The list of members includes representatives and senators with an estimated net worth topping $20 million and reaching into the hundreds of millions of dollars, like Senator Dianne Feinstein (D-Calif.), Representative Rick Allen (R-Georgia), Representative Markwayne Mullin (R-Oklahoma), and Representative Vernon Buchanan (R-Florida).

Of this number, only 14 of them responded to repeated inquiries stating that they did not apply for federal loans, including those with considerable wealth: Representative Don Beyer (D-Virginia), Representative Buddy Carter (R-Georgia), Representative Scott Peters (D-Calif.), Senator Mike Braun (R-Indiana), Representative John Rose (R-Tenn.), and Representative. Jim Costa (D-Calif.).

The CARES Act does contain a conflict of interest provision prohibiting members of Congress or their immediate families from receiving aid. However, as detailed in a House Ethics Committee memorandum released in April, this clause is only restricted to emergency relief funds.

“The prohibition in § 4019 of the CARES Act is limited to the emergency relief funds described in § 4003. Thus, members or businesses in which members or certain individuals in their immediate family have an ownership interest may be able to apply for assistance under other parts of the CARES Act, such as the Paycheck Protection Program,” the memo reads.

This subtle loophole has permitted lawmakers like Williams and Hartzler to circumvent potential conflicts of interest and access government relief.

Both the Ethics Committee and the SBA declined to comment.

Bill Proposed To Make Loans To Elected Officials Public

In response to politicians and corporations benefiting from the program, Representative Katie Porter (D-Calif.) introduced legislation this month to make PPP data public.

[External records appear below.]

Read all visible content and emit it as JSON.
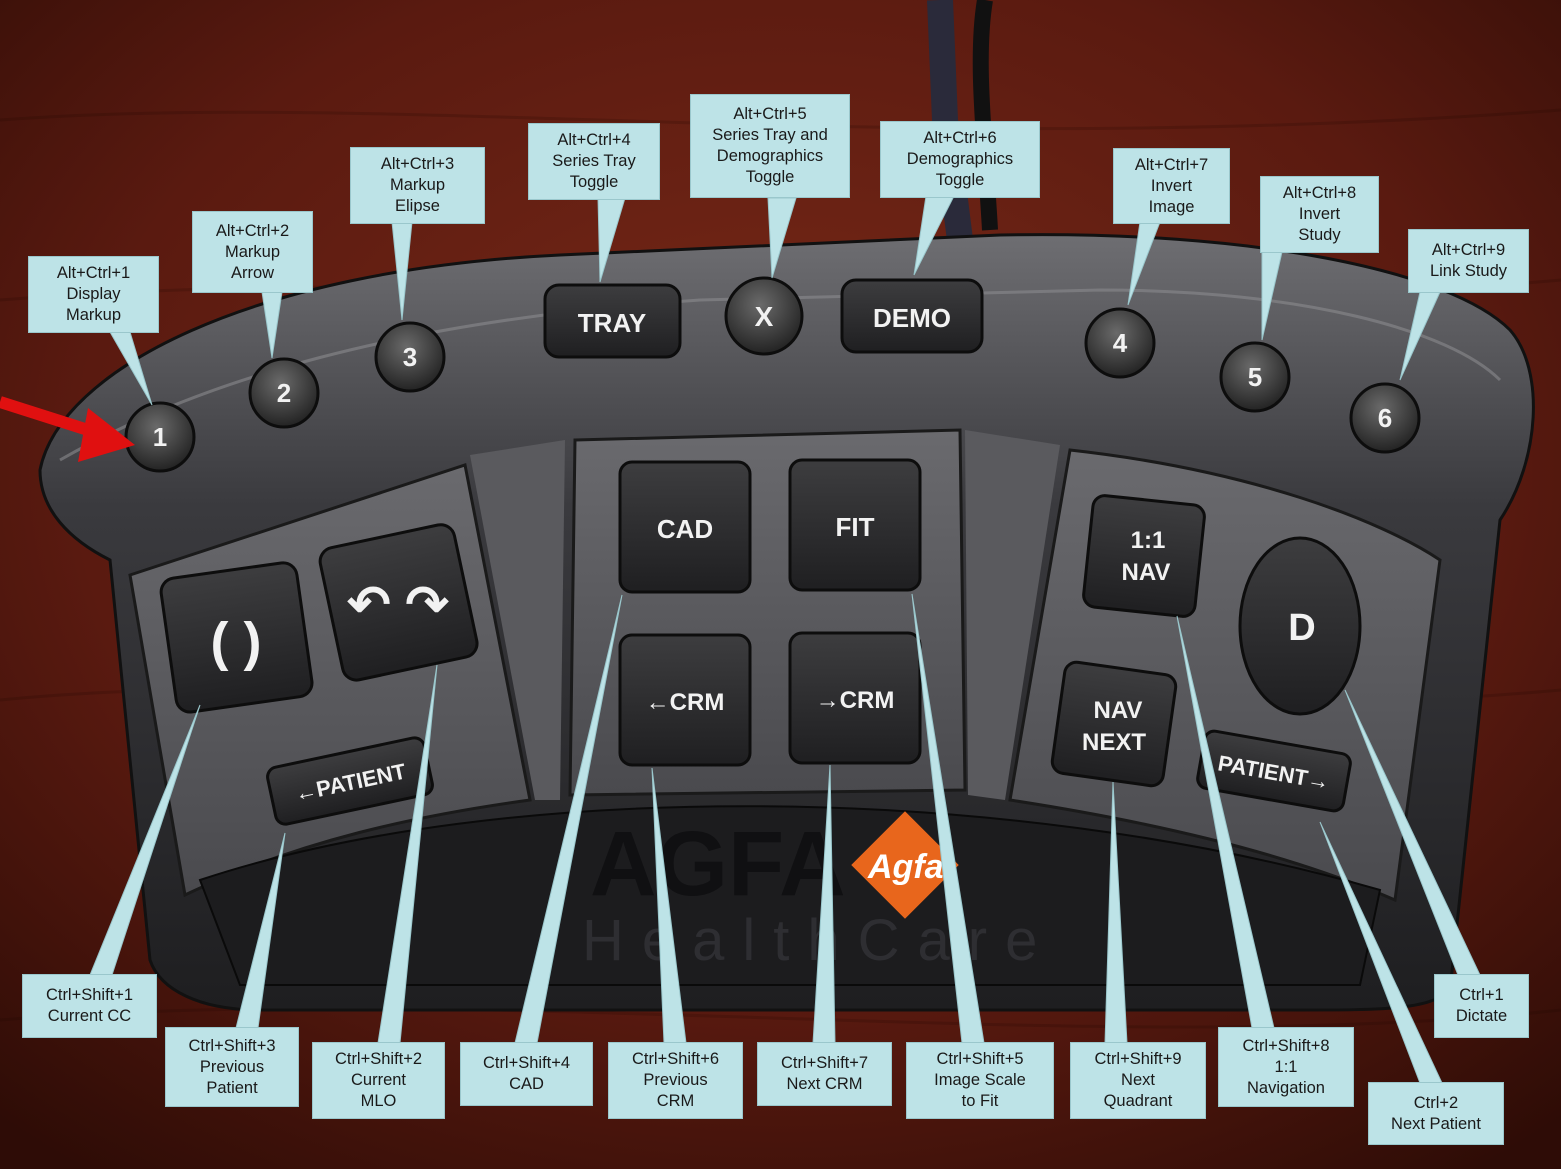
{
  "device": {
    "brand": "AGFA",
    "brand_badge": "Agfa",
    "brand_sub": "HealthCare"
  },
  "keys": {
    "k1": "1",
    "k2": "2",
    "k3": "3",
    "k4": "4",
    "k5": "5",
    "k6": "6",
    "tray": "TRAY",
    "x": "X",
    "demo": "DEMO",
    "paren": "( )",
    "rotate": "↶ ↷",
    "prev_patient": "←PATIENT",
    "cad": "CAD",
    "fit": "FIT",
    "prev_crm": "←CRM",
    "next_crm": "→CRM",
    "nav_11_line1": "1:1",
    "nav_11_line2": "NAV",
    "nav_next_line1": "NAV",
    "nav_next_line2": "NEXT",
    "next_patient": "PATIENT→",
    "dictate": "D"
  },
  "callouts": {
    "display_markup": [
      "Alt+Ctrl+1",
      "Display",
      "Markup"
    ],
    "markup_arrow": [
      "Alt+Ctrl+2",
      "Markup",
      "Arrow"
    ],
    "markup_elipse": [
      "Alt+Ctrl+3",
      "Markup",
      "Elipse"
    ],
    "series_tray_toggle": [
      "Alt+Ctrl+4",
      "Series Tray",
      "Toggle"
    ],
    "series_tray_demo_toggle": [
      "Alt+Ctrl+5",
      "Series Tray and",
      "Demographics",
      "Toggle"
    ],
    "demographics_toggle": [
      "Alt+Ctrl+6",
      "Demographics",
      "Toggle"
    ],
    "invert_image": [
      "Alt+Ctrl+7",
      "Invert",
      "Image"
    ],
    "invert_study": [
      "Alt+Ctrl+8",
      "Invert",
      "Study"
    ],
    "link_study": [
      "Alt+Ctrl+9",
      "Link Study"
    ],
    "current_cc": [
      "Ctrl+Shift+1",
      "Current CC"
    ],
    "previous_patient": [
      "Ctrl+Shift+3",
      "Previous",
      "Patient"
    ],
    "current_mlo": [
      "Ctrl+Shift+2",
      "Current",
      "MLO"
    ],
    "cad": [
      "Ctrl+Shift+4",
      "CAD"
    ],
    "previous_crm": [
      "Ctrl+Shift+6",
      "Previous",
      "CRM"
    ],
    "next_crm": [
      "Ctrl+Shift+7",
      "Next CRM"
    ],
    "image_scale_fit": [
      "Ctrl+Shift+5",
      "Image Scale",
      "to Fit"
    ],
    "next_quadrant": [
      "Ctrl+Shift+9",
      "Next",
      "Quadrant"
    ],
    "navigation_11": [
      "Ctrl+Shift+8",
      "1:1",
      "Navigation"
    ],
    "next_patient": [
      "Ctrl+2",
      "Next Patient"
    ],
    "dictate": [
      "Ctrl+1",
      "Dictate"
    ]
  },
  "colors": {
    "wood": "#5a1a10",
    "callout": "#bde3e7",
    "arrow": "#e01010",
    "body": "#2b2b2e"
  }
}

“Full transparency of PPP data is the only way to quickly and fairly show who is using this program to line their pockets,” Porters declared.

Just a couple days before her announcement, Porter criticized Williams for taking out a loan and called for greater transparency of the relief program.

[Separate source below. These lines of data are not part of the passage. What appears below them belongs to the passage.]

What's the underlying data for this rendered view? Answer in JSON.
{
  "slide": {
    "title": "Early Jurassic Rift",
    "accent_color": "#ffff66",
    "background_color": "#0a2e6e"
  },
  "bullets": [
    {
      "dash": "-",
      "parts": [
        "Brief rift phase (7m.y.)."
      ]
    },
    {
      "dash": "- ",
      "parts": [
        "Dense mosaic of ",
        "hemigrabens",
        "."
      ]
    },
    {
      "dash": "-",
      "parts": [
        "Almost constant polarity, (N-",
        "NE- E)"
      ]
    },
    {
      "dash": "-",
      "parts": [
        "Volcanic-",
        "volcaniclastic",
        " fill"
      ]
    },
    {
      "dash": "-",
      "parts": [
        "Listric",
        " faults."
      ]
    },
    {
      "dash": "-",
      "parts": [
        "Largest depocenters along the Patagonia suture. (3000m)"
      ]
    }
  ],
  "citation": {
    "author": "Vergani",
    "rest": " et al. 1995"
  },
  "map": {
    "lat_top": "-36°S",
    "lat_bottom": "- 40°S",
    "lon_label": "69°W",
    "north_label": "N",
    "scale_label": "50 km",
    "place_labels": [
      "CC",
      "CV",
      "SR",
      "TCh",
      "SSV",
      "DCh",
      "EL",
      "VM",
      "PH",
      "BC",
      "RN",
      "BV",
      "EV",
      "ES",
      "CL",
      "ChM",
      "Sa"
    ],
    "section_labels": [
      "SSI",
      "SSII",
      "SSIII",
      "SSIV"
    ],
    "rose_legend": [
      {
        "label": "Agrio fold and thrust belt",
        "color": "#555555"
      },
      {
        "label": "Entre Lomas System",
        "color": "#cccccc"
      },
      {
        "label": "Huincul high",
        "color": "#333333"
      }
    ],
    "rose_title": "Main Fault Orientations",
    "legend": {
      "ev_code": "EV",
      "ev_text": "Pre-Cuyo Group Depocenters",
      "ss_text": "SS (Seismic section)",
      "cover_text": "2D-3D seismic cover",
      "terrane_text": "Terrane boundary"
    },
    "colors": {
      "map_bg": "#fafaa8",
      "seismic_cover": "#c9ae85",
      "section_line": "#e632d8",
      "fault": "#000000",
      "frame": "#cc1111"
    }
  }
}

“His estimated net worth is in the tens of millions, but he still took out a PPP loan for his car dealership instead of chipping in to keep workers on the payroll,” Porter wrote in an editorial for NBC News. “Williams could afford to pay his workers for months and still be in the richest 1 percent of Americans, but instead he’s passing those costs onto taxpayers.”

Oliver commended Porter on her proposed bill. “If we don’t have that measure of accountability and transparency, then the questions can be asked,” Oliver added.

As the famous saying by historian John Dalberg-Acton goes, “Power tends to corrupt, and absolute power corrupts absolutely.” And so, without a clear check on power, political corruption runs wild.

Jessica Buxbaum

Jessica Buxbaum

Jessica Buxbaum is a freelance journalist currently based in Los Angeles, California. Her work has appeared in Supermaker, The Independent, Prospect Magazine, and several other publications.